Description of the task
Copy each line of the data that has "emoji" in it.

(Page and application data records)
= Beginning of Section =

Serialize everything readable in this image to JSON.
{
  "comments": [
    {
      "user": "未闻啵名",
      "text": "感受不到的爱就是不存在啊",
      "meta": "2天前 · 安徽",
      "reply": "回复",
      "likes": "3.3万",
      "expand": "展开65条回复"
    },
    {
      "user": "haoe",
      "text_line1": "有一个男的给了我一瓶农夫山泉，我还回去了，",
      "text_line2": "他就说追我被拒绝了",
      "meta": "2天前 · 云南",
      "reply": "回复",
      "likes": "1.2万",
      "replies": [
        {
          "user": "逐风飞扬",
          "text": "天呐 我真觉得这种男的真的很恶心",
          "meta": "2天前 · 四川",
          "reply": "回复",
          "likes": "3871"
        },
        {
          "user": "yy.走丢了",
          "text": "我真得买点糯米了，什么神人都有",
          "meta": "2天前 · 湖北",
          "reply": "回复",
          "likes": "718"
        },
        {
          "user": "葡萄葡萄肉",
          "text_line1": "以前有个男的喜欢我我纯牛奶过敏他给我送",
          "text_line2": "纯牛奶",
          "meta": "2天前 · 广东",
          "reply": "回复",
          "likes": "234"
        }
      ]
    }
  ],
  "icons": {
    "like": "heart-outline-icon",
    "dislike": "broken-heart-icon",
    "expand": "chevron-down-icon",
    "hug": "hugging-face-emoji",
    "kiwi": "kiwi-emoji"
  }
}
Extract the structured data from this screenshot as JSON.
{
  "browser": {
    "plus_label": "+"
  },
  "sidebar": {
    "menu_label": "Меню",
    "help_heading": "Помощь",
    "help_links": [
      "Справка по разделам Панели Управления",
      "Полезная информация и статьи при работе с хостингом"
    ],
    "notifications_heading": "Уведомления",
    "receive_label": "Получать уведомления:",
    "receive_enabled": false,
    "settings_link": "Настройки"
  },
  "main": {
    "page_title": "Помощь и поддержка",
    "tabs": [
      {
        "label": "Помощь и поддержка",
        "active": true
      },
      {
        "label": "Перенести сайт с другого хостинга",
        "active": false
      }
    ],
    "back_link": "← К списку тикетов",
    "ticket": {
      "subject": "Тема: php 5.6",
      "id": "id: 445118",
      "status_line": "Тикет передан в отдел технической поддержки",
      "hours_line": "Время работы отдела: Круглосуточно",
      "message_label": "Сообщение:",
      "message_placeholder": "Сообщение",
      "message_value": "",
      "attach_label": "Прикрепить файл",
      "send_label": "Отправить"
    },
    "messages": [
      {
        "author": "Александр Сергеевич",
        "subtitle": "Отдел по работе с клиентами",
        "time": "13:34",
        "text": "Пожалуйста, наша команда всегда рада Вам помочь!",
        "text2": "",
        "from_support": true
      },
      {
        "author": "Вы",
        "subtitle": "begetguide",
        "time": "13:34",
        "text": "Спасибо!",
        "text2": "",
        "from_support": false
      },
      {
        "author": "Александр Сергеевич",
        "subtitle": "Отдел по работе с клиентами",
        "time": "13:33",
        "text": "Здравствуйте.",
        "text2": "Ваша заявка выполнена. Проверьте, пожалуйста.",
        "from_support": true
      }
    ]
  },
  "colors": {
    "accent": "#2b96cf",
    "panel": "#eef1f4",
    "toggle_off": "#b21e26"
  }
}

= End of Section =

Response to this exercise
    "hug": "hugging-face-emoji",
    "kiwi": "kiwi-emoji"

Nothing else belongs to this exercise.